= Problem =
Examine the records below and count how many lines contain the string "label". Give only the number.

= Information =

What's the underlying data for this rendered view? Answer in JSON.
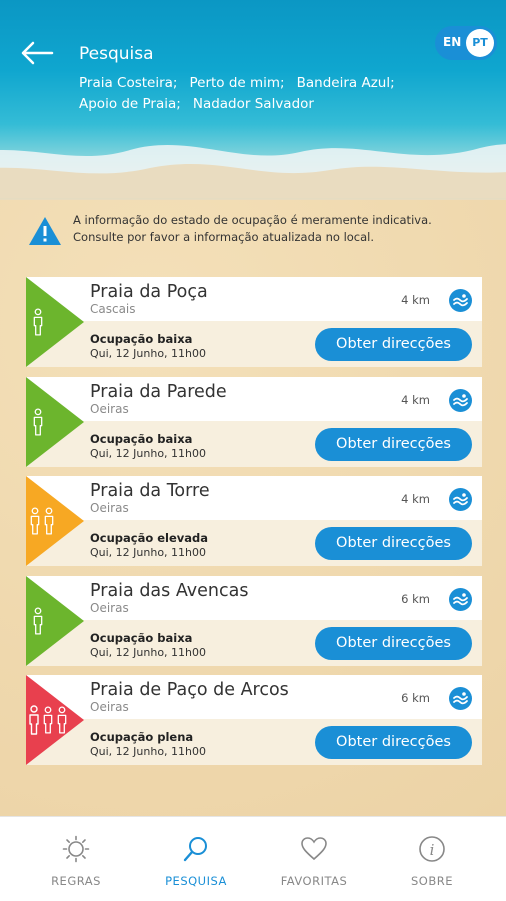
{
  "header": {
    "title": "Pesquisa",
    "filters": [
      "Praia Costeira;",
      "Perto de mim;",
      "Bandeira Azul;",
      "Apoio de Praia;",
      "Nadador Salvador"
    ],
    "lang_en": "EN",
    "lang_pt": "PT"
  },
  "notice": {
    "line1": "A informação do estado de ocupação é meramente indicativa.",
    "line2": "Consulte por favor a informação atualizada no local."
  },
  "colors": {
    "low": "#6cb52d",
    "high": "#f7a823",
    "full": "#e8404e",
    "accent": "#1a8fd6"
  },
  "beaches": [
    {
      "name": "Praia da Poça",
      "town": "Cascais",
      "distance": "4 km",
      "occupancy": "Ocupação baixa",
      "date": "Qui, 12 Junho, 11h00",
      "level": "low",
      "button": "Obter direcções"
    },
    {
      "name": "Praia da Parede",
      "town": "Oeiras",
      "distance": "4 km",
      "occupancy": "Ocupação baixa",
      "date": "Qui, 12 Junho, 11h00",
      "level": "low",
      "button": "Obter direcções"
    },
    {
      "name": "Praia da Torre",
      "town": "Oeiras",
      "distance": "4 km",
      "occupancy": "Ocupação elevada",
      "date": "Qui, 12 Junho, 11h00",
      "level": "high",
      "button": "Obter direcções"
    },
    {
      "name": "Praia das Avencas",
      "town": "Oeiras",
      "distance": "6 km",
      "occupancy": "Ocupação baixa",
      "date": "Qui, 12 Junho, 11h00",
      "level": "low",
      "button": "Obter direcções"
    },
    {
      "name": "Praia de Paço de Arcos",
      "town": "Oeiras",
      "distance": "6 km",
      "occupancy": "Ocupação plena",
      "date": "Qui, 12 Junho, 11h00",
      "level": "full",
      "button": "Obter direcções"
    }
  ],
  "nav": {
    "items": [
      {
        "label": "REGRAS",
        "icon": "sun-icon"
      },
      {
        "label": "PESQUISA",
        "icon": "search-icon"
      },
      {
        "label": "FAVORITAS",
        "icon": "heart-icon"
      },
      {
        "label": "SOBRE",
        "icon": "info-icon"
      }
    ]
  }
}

= Exercise output =
4